(Stored data entries)

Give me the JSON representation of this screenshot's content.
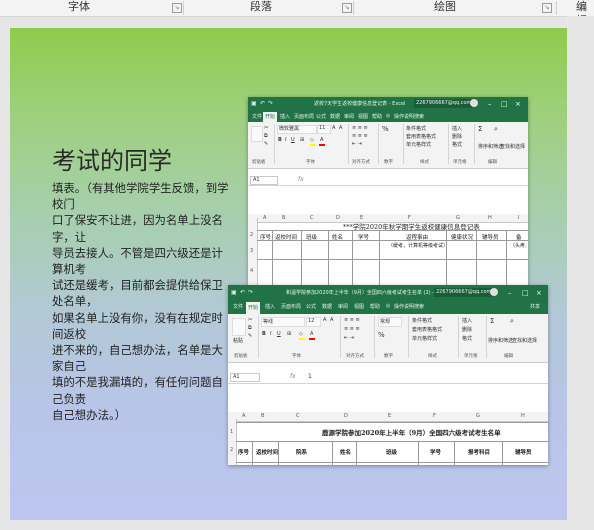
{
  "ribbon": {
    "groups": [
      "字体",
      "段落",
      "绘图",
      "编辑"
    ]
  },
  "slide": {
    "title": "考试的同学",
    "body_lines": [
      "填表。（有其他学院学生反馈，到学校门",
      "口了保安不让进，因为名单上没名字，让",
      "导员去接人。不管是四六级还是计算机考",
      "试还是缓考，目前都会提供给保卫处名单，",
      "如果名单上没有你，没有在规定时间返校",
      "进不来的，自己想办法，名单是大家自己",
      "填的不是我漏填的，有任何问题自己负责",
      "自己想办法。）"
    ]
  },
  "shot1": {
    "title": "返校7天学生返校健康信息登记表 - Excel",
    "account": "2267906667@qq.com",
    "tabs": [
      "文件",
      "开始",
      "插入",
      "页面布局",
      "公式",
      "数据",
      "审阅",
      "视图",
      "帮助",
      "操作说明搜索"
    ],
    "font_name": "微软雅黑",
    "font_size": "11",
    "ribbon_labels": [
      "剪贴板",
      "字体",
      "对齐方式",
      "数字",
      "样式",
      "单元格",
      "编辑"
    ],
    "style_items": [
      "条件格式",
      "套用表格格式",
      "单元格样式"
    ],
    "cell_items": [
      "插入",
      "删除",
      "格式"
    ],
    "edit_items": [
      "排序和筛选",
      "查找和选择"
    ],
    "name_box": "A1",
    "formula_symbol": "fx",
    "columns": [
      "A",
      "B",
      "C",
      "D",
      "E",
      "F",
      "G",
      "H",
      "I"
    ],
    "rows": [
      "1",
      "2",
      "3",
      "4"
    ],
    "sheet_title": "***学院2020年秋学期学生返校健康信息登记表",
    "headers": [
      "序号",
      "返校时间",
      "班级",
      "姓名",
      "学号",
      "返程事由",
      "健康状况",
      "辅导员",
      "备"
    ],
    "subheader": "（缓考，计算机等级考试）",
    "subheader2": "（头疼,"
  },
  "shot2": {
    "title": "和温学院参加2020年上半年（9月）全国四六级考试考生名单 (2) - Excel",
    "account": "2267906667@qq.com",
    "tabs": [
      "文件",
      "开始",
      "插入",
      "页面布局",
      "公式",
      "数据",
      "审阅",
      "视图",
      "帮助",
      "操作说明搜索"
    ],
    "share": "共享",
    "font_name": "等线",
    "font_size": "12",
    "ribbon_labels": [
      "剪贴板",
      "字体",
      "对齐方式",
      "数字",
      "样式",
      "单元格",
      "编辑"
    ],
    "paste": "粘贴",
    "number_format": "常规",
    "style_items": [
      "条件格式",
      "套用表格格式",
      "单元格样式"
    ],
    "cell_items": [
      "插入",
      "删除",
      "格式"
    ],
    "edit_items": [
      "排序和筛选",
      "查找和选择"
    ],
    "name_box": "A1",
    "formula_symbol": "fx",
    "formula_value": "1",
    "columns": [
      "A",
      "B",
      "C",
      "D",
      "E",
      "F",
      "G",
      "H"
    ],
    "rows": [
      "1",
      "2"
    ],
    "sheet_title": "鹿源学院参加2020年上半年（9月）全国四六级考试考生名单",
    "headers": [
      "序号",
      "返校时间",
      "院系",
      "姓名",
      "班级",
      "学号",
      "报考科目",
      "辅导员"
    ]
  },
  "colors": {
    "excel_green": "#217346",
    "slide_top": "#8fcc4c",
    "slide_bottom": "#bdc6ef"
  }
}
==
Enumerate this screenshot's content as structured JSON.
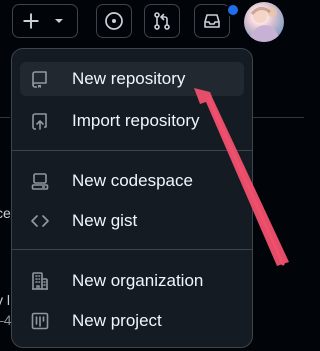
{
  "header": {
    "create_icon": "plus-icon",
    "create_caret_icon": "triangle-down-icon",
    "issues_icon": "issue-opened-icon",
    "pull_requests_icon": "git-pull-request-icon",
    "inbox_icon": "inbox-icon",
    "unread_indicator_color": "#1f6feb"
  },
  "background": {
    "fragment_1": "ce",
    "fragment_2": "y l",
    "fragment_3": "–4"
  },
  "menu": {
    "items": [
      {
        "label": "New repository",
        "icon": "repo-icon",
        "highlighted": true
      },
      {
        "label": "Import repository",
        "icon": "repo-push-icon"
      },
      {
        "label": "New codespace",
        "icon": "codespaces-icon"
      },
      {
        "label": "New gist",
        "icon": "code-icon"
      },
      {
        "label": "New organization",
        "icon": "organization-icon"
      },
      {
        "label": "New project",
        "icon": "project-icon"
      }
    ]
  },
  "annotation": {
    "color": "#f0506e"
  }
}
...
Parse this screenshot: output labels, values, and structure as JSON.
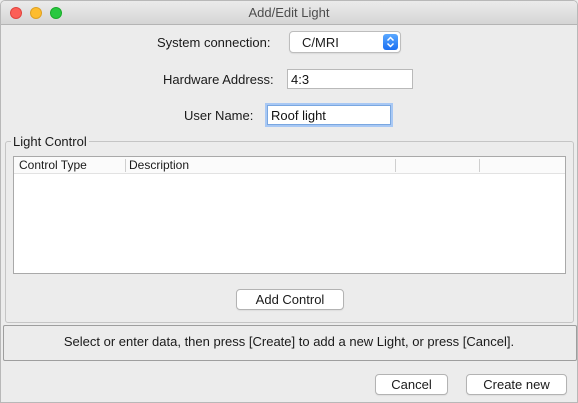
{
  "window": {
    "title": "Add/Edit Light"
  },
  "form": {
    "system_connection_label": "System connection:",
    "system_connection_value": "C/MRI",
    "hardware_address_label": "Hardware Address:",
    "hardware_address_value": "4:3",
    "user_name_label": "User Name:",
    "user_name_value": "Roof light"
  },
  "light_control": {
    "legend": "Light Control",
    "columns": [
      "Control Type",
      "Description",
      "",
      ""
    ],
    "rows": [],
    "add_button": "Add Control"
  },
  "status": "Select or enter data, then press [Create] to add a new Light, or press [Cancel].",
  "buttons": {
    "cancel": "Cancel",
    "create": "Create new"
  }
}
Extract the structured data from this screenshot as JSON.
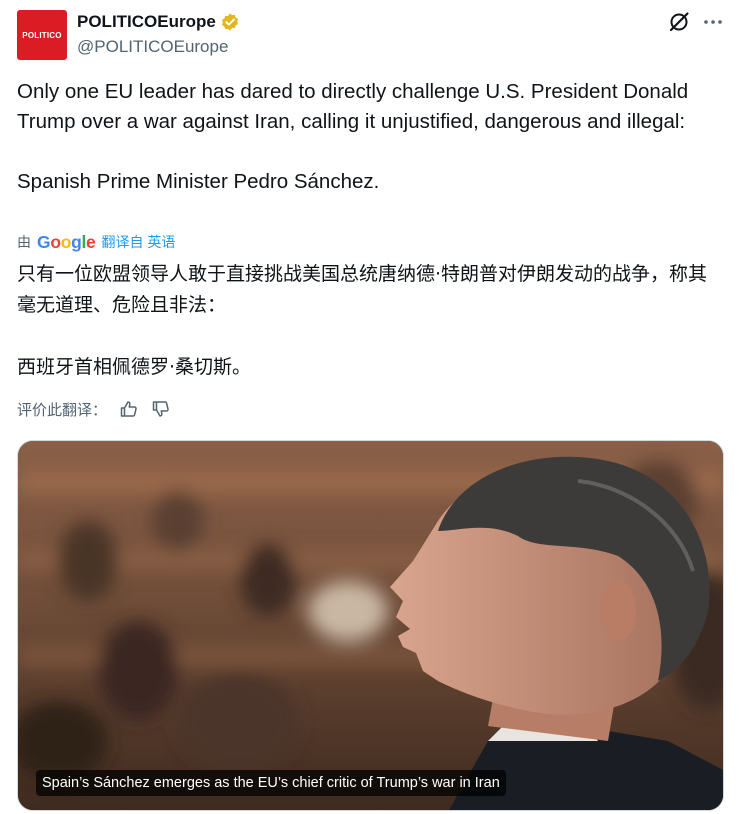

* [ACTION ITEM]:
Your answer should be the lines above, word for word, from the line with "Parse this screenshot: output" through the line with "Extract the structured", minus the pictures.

* [RESULT OF THE EXERCISE]:
Parse this screenshot: output labels, values, and structure as JSON.
{
  "window": {
    "title": "Add/Edit Light"
  },
  "form": {
    "system_connection_label": "System connection:",
    "system_connection_value": "C/MRI",
    "hardware_address_label": "Hardware Address:",
    "hardware_address_value": "4:3",
    "user_name_label": "User Name:",
    "user_name_value": "Roof light"
  },
  "light_control": {
    "legend": "Light Control",
    "columns": [
      "Control Type",
      "Description",
      "",
      ""
    ],
    "rows": [],
    "add_button": "Add Control"
  },
  "status": "Select or enter data, then press [Create] to add a new Light, or press [Cancel].",
  "buttons": {
    "cancel": "Cancel",
    "create": "Create new"
  }
}
Extract the structured data from this screenshot as JSON.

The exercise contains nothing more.